By 2021, Distracterall became the most prescribed drug of all time, edging out Lipitor, and was soon followed by slew of copycat drugs: Funtex, Confusor, and Playallax. By 2022, 7 out of 10 children were on Distracterall or one of it’s generic counterparts. With the social stigma attached to parents with IFS kids, most parents put their children on these meds even if the diagnosis wasn’t clear. If their doctor didn’t say their child had IFS, they would go to another doctor and instruct their child to sit “even more still” this time.
Four weeks had passed since Timothy has started taking the Distracterall. He sat at the dinner table, playing his GeoPad with his visor on. He was playing a new game where he could virtually fight ultra-realistic space invaders and with the updated GeoPad visor his mother had just given him, he was able to control his avatar’s movements completely with his thoughts. This left his hands free for eating and whatever else kids like to do.
Patricia could remember a time, not long ago, when she would ask Timothy about his day at school and he would just be staring blankly at the residue of the dressing as it slowly made it’s way down the sides of the glass salad bowl, but this was much better. He was doing things. He was playing.
“How was your day at school?” asked Patricia.
“Mom. I’m busy. I’m on a way high level. Stop distracting me.”
Patricia smiled. Her son was cured!
The year was 2041 and Timothy was sitting by his daughter, Viv, in the doctor’s office. Her eyes darted from place to place.
“She can’t seem to really ever be present anywhere,” said Timothy. “I don’t know how she’s feeling. Sometimes I’m not even sure she knows how she is feeling.”
Viv had hopped up from her seat and was playing drums on the scale with a couple of tongue depressors.

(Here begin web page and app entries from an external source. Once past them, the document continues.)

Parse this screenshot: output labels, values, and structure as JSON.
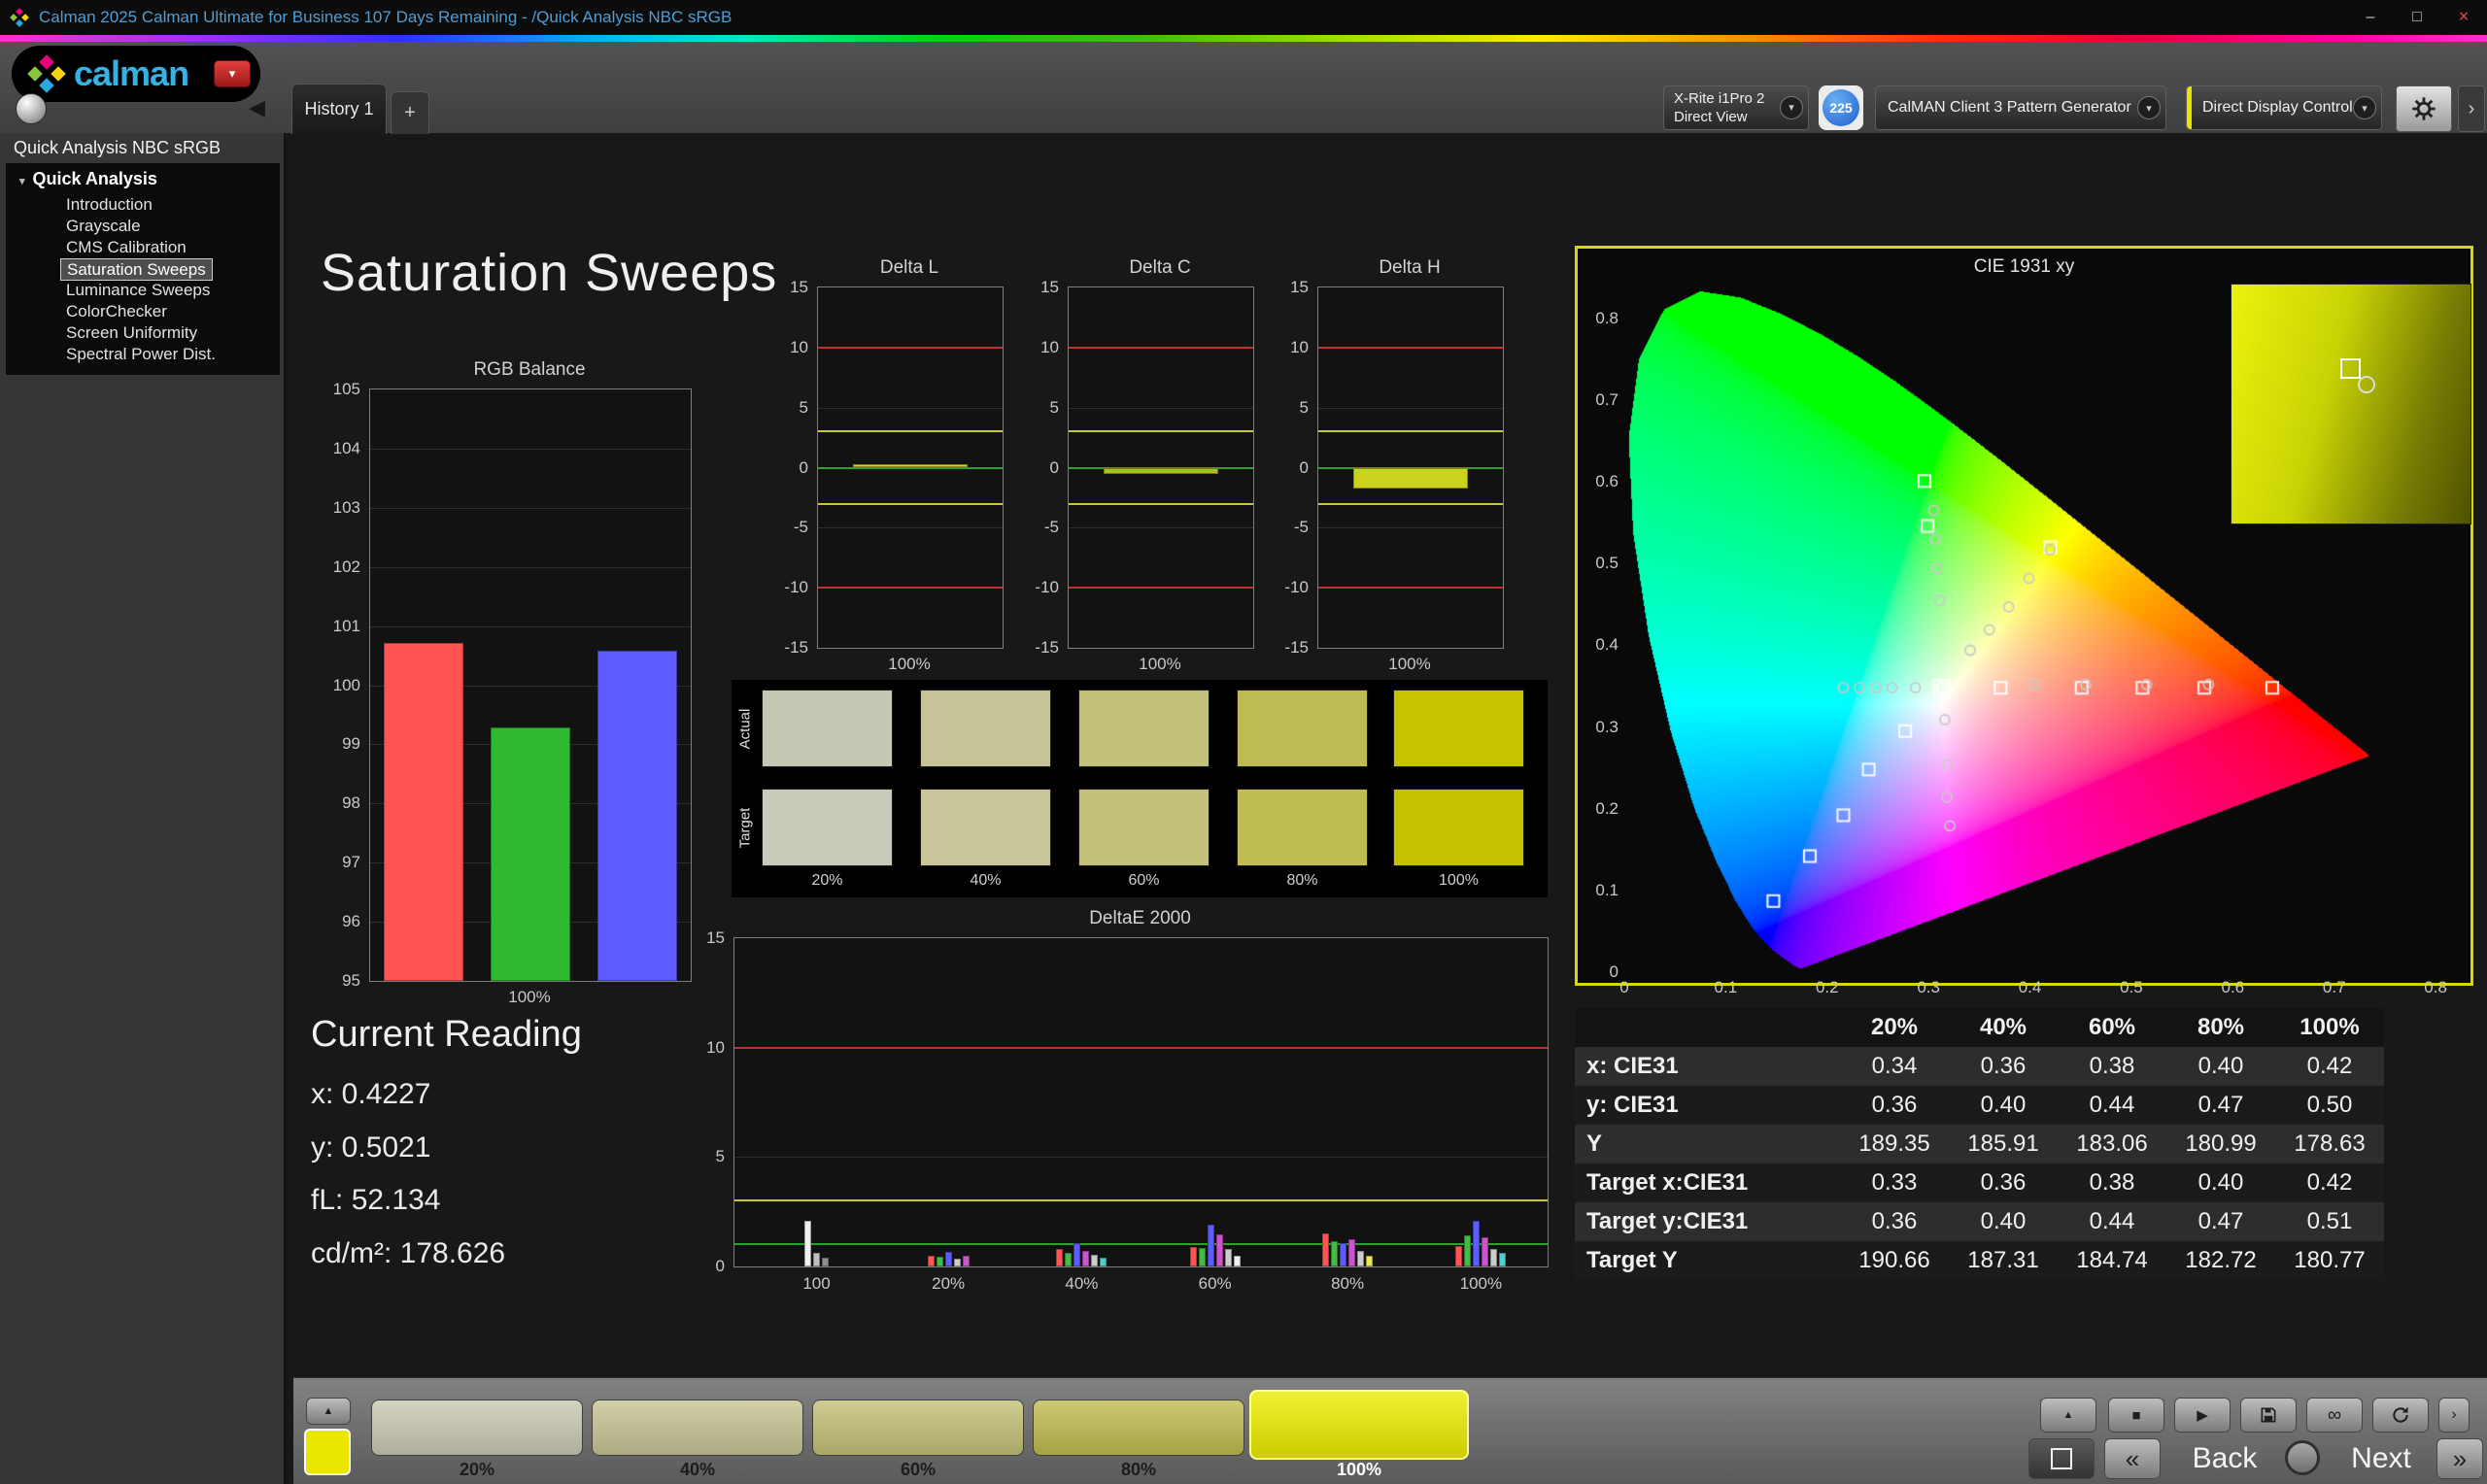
{
  "window": {
    "title": "Calman 2025 Calman Ultimate for Business 107 Days Remaining  - /Quick Analysis NBC sRGB",
    "controls": {
      "minimize": "–",
      "maximize": "□",
      "close": "×"
    }
  },
  "logo": {
    "brand": "calman"
  },
  "icons": {
    "dropdown": "▾",
    "collapse_left": "◀",
    "panel_chevron": "›",
    "plus": "+",
    "tree_expanded": "▾",
    "up_chevron": "▲",
    "stop": "■",
    "play": "▶",
    "infinity": "∞",
    "back_chevrons": "«",
    "next_chevrons": "»",
    "forward_chevron": "›"
  },
  "tab_bar": {
    "tabs": [
      {
        "label": "History 1",
        "active": true
      }
    ]
  },
  "toolbar": {
    "meter_dropdown": {
      "line1": "X-Rite i1Pro 2",
      "line2": "Direct View"
    },
    "badge_count": "225",
    "pattern_dropdown": "CalMAN Client 3 Pattern Generator",
    "display_dropdown": "Direct Display Control"
  },
  "sidebar": {
    "workflow_title": "Quick Analysis NBC sRGB",
    "tree_root": "Quick Analysis",
    "items": [
      "Introduction",
      "Grayscale",
      "CMS Calibration",
      "Saturation Sweeps",
      "Luminance Sweeps",
      "ColorChecker",
      "Screen Uniformity",
      "Spectral Power Dist."
    ],
    "selected_item": "Saturation Sweeps"
  },
  "page": {
    "title": "Saturation Sweeps"
  },
  "current_reading": {
    "heading": "Current Reading",
    "x": "x: 0.4227",
    "y": "y: 0.5021",
    "fl": "fL: 52.134",
    "cd": "cd/m²: 178.626"
  },
  "swatch_grid": {
    "row_labels": [
      "Actual",
      "Target"
    ],
    "col_labels": [
      "20%",
      "40%",
      "60%",
      "80%",
      "100%"
    ],
    "actual_colors": [
      "#c7c7b6",
      "#c6c398",
      "#c2c07a",
      "#bdbb55",
      "#c6c400"
    ],
    "target_colors": [
      "#cacaba",
      "#c8c59b",
      "#c4c17c",
      "#bfbc53",
      "#c3c100"
    ]
  },
  "table": {
    "headers": [
      "",
      "20%",
      "40%",
      "60%",
      "80%",
      "100%"
    ],
    "rows": [
      {
        "label": "x: CIE31",
        "values": [
          "0.34",
          "0.36",
          "0.38",
          "0.40",
          "0.42"
        ]
      },
      {
        "label": "y: CIE31",
        "values": [
          "0.36",
          "0.40",
          "0.44",
          "0.47",
          "0.50"
        ]
      },
      {
        "label": "Y",
        "values": [
          "189.35",
          "185.91",
          "183.06",
          "180.99",
          "178.63"
        ]
      },
      {
        "label": "Target x:CIE31",
        "values": [
          "0.33",
          "0.36",
          "0.38",
          "0.40",
          "0.42"
        ]
      },
      {
        "label": "Target y:CIE31",
        "values": [
          "0.36",
          "0.40",
          "0.44",
          "0.47",
          "0.51"
        ]
      },
      {
        "label": "Target Y",
        "values": [
          "190.66",
          "187.31",
          "184.74",
          "182.72",
          "180.77"
        ]
      }
    ]
  },
  "bottom_bar": {
    "swatches": [
      {
        "label": "20%",
        "color": "#c9c9b2",
        "selected": false
      },
      {
        "label": "40%",
        "color": "#c7c494",
        "selected": false
      },
      {
        "label": "60%",
        "color": "#c3c076",
        "selected": false
      },
      {
        "label": "80%",
        "color": "#bfbc50",
        "selected": false
      },
      {
        "label": "100%",
        "color": "#ecec00",
        "selected": true
      }
    ],
    "back_label": "Back",
    "next_label": "Next"
  },
  "chart_data": [
    {
      "id": "rgb_balance",
      "type": "bar",
      "title": "RGB Balance",
      "ylim": [
        95,
        105
      ],
      "yticks": [
        105,
        104,
        103,
        102,
        101,
        100,
        99,
        98,
        97,
        96,
        95
      ],
      "gridlines": [
        104,
        103,
        102,
        101,
        100,
        99,
        98,
        97,
        96
      ],
      "baseline": 95,
      "bar_frac": 0.75,
      "categories": [
        "Red",
        "Green",
        "Blue"
      ],
      "values": [
        100.72,
        99.28,
        100.58
      ],
      "colors": [
        "#ff5454",
        "#2eb92e",
        "#5b5bff"
      ],
      "xlabel": "100%"
    },
    {
      "id": "delta_l",
      "type": "bar",
      "title": "Delta L",
      "ylim": [
        -15,
        15
      ],
      "yticks": [
        15,
        10,
        5,
        0,
        -5,
        -10,
        -15
      ],
      "gridlines": [
        5,
        -5
      ],
      "baseline": 0,
      "bar_frac": 0.62,
      "ref_lines": [
        {
          "v": 10,
          "color": "#c03030"
        },
        {
          "v": -10,
          "color": "#c03030"
        },
        {
          "v": 3,
          "color": "#c8c832"
        },
        {
          "v": -3,
          "color": "#c8c832"
        },
        {
          "v": 0,
          "color": "#2f9f2f"
        }
      ],
      "categories": [
        "100%"
      ],
      "values": [
        0.3
      ],
      "colors": [
        "#d6d61e"
      ],
      "xlabel": "100%"
    },
    {
      "id": "delta_c",
      "type": "bar",
      "title": "Delta C",
      "ylim": [
        -15,
        15
      ],
      "yticks": [
        15,
        10,
        5,
        0,
        -5,
        -10,
        -15
      ],
      "gridlines": [
        5,
        -5
      ],
      "baseline": 0,
      "bar_frac": 0.62,
      "ref_lines": [
        {
          "v": 10,
          "color": "#c03030"
        },
        {
          "v": -10,
          "color": "#c03030"
        },
        {
          "v": 3,
          "color": "#c8c832"
        },
        {
          "v": -3,
          "color": "#c8c832"
        },
        {
          "v": 0,
          "color": "#2f9f2f"
        }
      ],
      "categories": [
        "100%"
      ],
      "values": [
        -0.5
      ],
      "colors": [
        "#aebe1e"
      ],
      "xlabel": "100%"
    },
    {
      "id": "delta_h",
      "type": "bar",
      "title": "Delta H",
      "ylim": [
        -15,
        15
      ],
      "yticks": [
        15,
        10,
        5,
        0,
        -5,
        -10,
        -15
      ],
      "gridlines": [
        5,
        -5
      ],
      "baseline": 0,
      "bar_frac": 0.62,
      "ref_lines": [
        {
          "v": 10,
          "color": "#c03030"
        },
        {
          "v": -10,
          "color": "#c03030"
        },
        {
          "v": 3,
          "color": "#c8c832"
        },
        {
          "v": -3,
          "color": "#c8c832"
        },
        {
          "v": 0,
          "color": "#2f9f2f"
        }
      ],
      "categories": [
        "100%"
      ],
      "values": [
        -1.7
      ],
      "colors": [
        "#ccd21e"
      ],
      "xlabel": "100%"
    },
    {
      "id": "deltae_2000",
      "type": "grouped-bar",
      "title": "DeltaE 2000",
      "ylim": [
        0,
        15
      ],
      "yticks": [
        15,
        10,
        5,
        0
      ],
      "gridlines": [
        5
      ],
      "baseline": 0,
      "ref_lines": [
        {
          "v": 10,
          "color": "#c03030"
        },
        {
          "v": 3,
          "color": "#c8c832"
        },
        {
          "v": 1,
          "color": "#2f9f2f"
        }
      ],
      "categories": [
        "100",
        "20%",
        "40%",
        "60%",
        "80%",
        "100%"
      ],
      "group_x": [
        0.101,
        0.263,
        0.427,
        0.591,
        0.754,
        0.918
      ],
      "groups": [
        [
          [
            "#f0f0f0",
            2.1
          ],
          [
            "#c0c0c0",
            0.6
          ],
          [
            "#909090",
            0.4
          ]
        ],
        [
          [
            "#ff5555",
            0.5
          ],
          [
            "#44bb44",
            0.45
          ],
          [
            "#5c5cff",
            0.65
          ],
          [
            "#cccccc",
            0.35
          ],
          [
            "#cc55cc",
            0.5
          ]
        ],
        [
          [
            "#ff5555",
            0.8
          ],
          [
            "#44bb44",
            0.6
          ],
          [
            "#5c5cff",
            1.05
          ],
          [
            "#cc55cc",
            0.7
          ],
          [
            "#cccccc",
            0.55
          ],
          [
            "#55cccc",
            0.4
          ]
        ],
        [
          [
            "#ff5555",
            0.9
          ],
          [
            "#44bb44",
            0.85
          ],
          [
            "#5c5cff",
            1.9
          ],
          [
            "#cc55cc",
            1.45
          ],
          [
            "#cccccc",
            0.8
          ],
          [
            "#f0f0f0",
            0.5
          ]
        ],
        [
          [
            "#ff5555",
            1.5
          ],
          [
            "#44bb44",
            1.15
          ],
          [
            "#5c5cff",
            1.05
          ],
          [
            "#cc55cc",
            1.25
          ],
          [
            "#cccccc",
            0.7
          ],
          [
            "#e8e855",
            0.5
          ]
        ],
        [
          [
            "#ff5555",
            0.95
          ],
          [
            "#44bb44",
            1.4
          ],
          [
            "#5c5cff",
            2.1
          ],
          [
            "#cc55cc",
            1.35
          ],
          [
            "#cccccc",
            0.8
          ],
          [
            "#55cccc",
            0.6
          ]
        ]
      ]
    },
    {
      "id": "cie_1931",
      "type": "cie",
      "title": "CIE 1931 xy",
      "xmax": 0.82,
      "ymax": 0.87,
      "xticks": [
        "0",
        "0.1",
        "0.2",
        "0.3",
        "0.4",
        "0.5",
        "0.6",
        "0.7",
        "0.8"
      ],
      "yticks": [
        "0",
        "0.1",
        "0.2",
        "0.3",
        "0.4",
        "0.5",
        "0.6",
        "0.7",
        "0.8"
      ],
      "white_point": [
        0.313,
        0.348
      ],
      "targets": [
        [
          0.371,
          0.348
        ],
        [
          0.451,
          0.348
        ],
        [
          0.511,
          0.348
        ],
        [
          0.572,
          0.348
        ],
        [
          0.639,
          0.348
        ],
        [
          0.296,
          0.601
        ],
        [
          0.299,
          0.546
        ],
        [
          0.277,
          0.295
        ],
        [
          0.241,
          0.248
        ],
        [
          0.216,
          0.192
        ],
        [
          0.183,
          0.142
        ],
        [
          0.147,
          0.087
        ],
        [
          0.42,
          0.52
        ]
      ],
      "measurements": [
        [
          0.216,
          0.348
        ],
        [
          0.232,
          0.348
        ],
        [
          0.248,
          0.348
        ],
        [
          0.264,
          0.348
        ],
        [
          0.287,
          0.348
        ],
        [
          0.341,
          0.394
        ],
        [
          0.36,
          0.419
        ],
        [
          0.379,
          0.447
        ],
        [
          0.399,
          0.482
        ],
        [
          0.42,
          0.517
        ],
        [
          0.305,
          0.565
        ],
        [
          0.307,
          0.53
        ],
        [
          0.309,
          0.494
        ],
        [
          0.311,
          0.455
        ],
        [
          0.316,
          0.309
        ],
        [
          0.319,
          0.254
        ],
        [
          0.318,
          0.214
        ],
        [
          0.321,
          0.179
        ],
        [
          0.405,
          0.352
        ],
        [
          0.455,
          0.352
        ],
        [
          0.515,
          0.352
        ],
        [
          0.576,
          0.352
        ]
      ]
    }
  ]
}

“This has been popping up more and more lately,” said Dr. Pitesky. “It is actually quite similar to an ailment that had it’s heyday at the end of the last century. We thought it was gone, like polio.”
Viv was seeing how many cotton balls she can stuff into her cheeks.
“There was a drug that treated this before and we do have an updated, much more powerful formula. It should clear this right up,” said Dr. Pitesky.
Viv was using a stethoscope to hang from the coat rack.
“Well, let’s get her on that right away. What’s it called?” asked Timothy.
“It’s called Adderall. It’s quite effective.”
Six weeks later Timothy took a deep breath as he sat at the park with Viv. She sat totally still, calmly and quietly beside him as all the other kids ran amok.
“She’s so well behaved,” he thought. “Her future will be bright.”